TASK TO COMPLETE: Each line containing the string "Internet" should be copied out of the entries.

RECORDS FOR THE TASK:

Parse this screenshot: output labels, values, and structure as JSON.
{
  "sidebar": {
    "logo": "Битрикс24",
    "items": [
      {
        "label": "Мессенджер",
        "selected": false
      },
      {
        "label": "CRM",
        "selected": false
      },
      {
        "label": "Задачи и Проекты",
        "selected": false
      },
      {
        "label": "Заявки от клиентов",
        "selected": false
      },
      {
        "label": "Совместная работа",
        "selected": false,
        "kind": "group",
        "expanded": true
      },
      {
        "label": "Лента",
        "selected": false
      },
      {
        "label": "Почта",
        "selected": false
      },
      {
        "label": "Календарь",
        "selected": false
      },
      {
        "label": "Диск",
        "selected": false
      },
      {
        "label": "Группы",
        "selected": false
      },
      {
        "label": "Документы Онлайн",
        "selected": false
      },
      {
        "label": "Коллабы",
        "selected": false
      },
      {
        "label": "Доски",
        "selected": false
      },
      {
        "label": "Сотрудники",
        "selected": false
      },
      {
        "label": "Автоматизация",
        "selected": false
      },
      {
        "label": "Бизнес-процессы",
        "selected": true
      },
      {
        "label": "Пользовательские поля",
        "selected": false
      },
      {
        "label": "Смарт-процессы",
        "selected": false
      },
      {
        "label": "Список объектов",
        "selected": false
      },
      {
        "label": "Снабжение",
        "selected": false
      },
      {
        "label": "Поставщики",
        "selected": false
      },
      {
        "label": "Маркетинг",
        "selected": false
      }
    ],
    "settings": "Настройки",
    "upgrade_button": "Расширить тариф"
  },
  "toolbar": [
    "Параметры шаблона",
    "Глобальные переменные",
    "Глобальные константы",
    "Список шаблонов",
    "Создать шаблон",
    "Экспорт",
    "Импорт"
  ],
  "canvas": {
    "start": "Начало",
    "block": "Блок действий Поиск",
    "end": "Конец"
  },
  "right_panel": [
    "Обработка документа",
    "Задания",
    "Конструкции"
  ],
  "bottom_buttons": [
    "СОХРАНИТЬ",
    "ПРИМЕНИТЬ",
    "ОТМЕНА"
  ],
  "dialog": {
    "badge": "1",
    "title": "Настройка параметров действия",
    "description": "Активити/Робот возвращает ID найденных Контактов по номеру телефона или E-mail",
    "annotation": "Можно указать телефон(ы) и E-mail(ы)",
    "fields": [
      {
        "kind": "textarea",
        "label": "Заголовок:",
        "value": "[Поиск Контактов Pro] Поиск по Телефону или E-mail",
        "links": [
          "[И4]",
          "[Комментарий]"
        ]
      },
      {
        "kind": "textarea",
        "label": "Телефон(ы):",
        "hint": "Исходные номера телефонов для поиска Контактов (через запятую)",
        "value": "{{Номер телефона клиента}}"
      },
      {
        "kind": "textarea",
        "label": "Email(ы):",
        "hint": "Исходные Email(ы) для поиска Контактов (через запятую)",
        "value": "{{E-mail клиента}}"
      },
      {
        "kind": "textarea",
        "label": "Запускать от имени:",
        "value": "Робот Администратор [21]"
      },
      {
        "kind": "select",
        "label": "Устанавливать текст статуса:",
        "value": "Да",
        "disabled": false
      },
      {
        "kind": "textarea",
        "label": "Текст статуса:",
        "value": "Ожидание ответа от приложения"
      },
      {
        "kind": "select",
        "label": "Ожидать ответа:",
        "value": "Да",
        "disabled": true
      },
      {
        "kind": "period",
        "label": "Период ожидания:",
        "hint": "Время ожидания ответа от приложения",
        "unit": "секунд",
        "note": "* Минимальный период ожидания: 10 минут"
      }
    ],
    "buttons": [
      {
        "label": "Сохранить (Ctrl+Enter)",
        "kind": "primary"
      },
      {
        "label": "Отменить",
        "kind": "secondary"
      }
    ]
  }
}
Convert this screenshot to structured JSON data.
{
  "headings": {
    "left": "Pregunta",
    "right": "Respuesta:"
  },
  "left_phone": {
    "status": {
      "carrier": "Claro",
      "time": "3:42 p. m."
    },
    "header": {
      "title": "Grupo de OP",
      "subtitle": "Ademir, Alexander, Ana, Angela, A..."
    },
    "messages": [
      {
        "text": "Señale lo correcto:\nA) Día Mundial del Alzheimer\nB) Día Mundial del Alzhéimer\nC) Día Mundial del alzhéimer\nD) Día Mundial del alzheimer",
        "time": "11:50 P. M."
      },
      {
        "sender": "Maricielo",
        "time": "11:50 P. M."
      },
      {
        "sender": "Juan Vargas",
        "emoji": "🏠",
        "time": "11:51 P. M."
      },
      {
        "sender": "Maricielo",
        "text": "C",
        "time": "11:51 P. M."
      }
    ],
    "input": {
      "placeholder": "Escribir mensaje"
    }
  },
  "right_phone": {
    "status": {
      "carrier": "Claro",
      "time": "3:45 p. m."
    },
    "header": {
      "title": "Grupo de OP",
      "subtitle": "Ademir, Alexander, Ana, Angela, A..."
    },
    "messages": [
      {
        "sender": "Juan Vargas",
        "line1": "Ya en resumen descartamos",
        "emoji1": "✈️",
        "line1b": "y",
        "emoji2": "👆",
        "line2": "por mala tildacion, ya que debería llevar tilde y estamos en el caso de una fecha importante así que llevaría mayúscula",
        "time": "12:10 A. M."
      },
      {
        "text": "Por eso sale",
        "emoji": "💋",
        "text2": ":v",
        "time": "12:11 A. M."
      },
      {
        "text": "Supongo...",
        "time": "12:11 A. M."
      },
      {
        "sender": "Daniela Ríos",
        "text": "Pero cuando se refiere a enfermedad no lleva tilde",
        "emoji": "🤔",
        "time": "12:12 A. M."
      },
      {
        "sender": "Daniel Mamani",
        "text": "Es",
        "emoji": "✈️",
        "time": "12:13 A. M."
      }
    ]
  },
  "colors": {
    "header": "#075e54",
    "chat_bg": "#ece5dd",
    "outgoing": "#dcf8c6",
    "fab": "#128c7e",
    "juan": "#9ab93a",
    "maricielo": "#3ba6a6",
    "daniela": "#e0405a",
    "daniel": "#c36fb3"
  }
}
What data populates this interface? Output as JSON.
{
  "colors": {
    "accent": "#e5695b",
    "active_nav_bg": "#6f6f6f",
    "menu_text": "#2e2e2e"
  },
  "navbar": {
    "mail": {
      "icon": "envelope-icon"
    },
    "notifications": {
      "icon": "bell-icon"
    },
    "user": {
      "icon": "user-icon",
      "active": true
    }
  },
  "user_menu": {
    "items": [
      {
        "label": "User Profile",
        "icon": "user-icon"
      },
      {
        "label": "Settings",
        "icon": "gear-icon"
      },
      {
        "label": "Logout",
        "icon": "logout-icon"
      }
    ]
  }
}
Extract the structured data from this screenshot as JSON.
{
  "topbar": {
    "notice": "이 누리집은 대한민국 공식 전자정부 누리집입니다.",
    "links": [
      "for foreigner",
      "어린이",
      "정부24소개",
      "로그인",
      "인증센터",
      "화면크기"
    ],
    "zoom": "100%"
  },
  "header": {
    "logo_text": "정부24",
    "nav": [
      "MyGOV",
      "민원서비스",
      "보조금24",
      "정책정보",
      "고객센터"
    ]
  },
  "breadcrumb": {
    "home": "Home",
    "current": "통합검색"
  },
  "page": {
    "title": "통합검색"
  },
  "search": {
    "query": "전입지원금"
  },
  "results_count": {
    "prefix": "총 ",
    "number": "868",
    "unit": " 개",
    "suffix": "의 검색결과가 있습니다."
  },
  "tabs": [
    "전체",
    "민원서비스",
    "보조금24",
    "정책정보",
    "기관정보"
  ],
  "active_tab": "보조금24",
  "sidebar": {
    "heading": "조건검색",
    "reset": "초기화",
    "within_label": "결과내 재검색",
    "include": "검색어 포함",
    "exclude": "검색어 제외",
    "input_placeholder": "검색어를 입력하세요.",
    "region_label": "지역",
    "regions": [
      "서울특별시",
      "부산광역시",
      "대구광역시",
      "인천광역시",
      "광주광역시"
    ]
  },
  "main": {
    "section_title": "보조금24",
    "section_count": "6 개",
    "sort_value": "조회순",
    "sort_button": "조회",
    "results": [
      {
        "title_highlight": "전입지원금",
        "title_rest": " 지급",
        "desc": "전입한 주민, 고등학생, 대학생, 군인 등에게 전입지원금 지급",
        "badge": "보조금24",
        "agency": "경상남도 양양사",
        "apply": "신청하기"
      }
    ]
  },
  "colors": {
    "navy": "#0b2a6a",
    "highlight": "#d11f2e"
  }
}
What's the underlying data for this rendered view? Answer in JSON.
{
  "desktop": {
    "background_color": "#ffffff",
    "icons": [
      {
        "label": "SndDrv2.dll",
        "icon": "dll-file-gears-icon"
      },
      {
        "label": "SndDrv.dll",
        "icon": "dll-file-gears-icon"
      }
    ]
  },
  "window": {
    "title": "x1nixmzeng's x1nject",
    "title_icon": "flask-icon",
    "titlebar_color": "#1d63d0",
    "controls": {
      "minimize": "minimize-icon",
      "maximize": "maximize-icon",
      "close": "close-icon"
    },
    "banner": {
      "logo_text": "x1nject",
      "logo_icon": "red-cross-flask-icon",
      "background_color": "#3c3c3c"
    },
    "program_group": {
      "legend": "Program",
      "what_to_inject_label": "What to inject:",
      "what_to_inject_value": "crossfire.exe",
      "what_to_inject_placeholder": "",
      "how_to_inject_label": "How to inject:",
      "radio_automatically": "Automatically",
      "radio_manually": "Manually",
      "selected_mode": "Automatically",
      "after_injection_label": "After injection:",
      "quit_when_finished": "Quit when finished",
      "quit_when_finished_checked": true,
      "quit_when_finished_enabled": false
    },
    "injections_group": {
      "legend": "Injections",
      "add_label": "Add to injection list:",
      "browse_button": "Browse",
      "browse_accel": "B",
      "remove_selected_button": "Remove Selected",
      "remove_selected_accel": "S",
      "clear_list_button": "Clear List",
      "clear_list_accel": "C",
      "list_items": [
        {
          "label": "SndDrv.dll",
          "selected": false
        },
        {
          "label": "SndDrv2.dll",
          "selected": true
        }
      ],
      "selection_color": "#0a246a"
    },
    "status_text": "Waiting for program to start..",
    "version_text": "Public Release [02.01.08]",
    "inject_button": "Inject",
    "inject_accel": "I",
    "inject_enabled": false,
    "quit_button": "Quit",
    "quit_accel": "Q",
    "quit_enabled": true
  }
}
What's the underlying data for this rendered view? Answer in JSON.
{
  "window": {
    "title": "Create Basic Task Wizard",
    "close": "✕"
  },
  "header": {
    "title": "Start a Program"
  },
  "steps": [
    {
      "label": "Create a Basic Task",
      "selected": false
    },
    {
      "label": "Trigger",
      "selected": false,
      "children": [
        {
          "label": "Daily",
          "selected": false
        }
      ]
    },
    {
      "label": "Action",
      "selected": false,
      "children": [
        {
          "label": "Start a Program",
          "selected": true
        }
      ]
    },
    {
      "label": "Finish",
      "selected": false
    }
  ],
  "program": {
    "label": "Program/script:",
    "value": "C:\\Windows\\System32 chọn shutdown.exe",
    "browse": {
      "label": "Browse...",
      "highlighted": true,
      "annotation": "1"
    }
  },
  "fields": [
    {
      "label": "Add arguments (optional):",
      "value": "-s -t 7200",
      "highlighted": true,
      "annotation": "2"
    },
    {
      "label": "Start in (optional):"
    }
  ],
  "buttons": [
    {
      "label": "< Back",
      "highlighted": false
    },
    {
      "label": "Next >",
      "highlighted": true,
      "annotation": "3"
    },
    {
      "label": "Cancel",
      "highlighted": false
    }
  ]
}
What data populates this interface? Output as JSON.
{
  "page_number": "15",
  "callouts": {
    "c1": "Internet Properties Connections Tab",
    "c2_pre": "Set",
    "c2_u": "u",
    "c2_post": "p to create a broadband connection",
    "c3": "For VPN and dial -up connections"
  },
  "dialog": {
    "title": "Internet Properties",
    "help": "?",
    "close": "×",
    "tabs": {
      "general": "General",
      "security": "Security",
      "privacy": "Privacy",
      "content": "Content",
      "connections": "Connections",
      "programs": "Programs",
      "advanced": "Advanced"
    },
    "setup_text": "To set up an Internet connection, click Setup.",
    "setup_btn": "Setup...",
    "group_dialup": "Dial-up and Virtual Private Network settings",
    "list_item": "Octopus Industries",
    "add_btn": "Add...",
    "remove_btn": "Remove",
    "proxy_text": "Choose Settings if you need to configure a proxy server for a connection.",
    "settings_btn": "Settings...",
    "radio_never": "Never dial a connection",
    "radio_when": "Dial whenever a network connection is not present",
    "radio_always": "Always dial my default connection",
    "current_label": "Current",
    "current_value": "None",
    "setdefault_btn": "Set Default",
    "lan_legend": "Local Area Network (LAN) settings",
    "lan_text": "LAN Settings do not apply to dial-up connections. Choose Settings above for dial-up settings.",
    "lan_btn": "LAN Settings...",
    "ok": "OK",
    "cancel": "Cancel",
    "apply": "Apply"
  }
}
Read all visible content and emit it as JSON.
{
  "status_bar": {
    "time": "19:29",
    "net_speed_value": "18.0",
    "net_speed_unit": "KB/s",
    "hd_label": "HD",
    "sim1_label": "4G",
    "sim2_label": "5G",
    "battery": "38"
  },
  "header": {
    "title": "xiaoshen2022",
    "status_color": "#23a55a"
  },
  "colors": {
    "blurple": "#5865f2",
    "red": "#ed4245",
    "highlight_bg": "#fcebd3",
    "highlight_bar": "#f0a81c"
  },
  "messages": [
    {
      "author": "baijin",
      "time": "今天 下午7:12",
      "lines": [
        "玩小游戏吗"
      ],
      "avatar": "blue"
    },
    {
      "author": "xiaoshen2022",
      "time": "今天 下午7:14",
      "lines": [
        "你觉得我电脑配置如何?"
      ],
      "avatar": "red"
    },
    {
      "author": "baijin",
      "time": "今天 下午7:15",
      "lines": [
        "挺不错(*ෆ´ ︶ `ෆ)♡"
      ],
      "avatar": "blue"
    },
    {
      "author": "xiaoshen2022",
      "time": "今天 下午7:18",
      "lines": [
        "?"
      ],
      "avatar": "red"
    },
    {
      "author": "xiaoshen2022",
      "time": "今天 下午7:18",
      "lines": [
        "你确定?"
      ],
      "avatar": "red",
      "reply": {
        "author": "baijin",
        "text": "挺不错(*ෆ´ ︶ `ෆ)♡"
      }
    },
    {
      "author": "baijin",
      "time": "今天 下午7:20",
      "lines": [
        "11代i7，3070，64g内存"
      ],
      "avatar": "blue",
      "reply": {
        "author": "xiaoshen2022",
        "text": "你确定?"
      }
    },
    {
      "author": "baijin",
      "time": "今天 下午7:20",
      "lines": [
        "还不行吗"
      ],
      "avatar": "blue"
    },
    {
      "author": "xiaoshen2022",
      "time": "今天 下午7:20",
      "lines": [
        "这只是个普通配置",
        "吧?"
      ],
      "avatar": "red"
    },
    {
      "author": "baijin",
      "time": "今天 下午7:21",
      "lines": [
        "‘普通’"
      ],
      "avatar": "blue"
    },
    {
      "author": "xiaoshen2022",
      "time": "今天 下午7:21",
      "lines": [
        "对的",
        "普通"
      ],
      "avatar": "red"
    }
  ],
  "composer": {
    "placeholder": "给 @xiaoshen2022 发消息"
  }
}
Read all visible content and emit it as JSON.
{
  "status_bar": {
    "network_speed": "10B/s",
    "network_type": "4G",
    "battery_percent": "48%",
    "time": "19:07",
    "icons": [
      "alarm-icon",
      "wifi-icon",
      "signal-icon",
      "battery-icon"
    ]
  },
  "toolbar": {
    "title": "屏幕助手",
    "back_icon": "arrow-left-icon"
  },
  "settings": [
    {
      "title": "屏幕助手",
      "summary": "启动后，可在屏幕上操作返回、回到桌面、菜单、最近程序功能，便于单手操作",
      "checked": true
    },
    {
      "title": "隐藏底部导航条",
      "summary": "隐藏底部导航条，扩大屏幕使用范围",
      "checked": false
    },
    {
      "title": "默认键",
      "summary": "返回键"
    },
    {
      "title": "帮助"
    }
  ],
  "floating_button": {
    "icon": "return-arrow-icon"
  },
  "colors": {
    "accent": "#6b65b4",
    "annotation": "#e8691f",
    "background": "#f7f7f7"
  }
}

SOLUTION:
    "c1": "Internet Properties Connections Tab",
    "title": "Internet Properties",
    "setup_text": "To set up an Internet connection, click Setup.",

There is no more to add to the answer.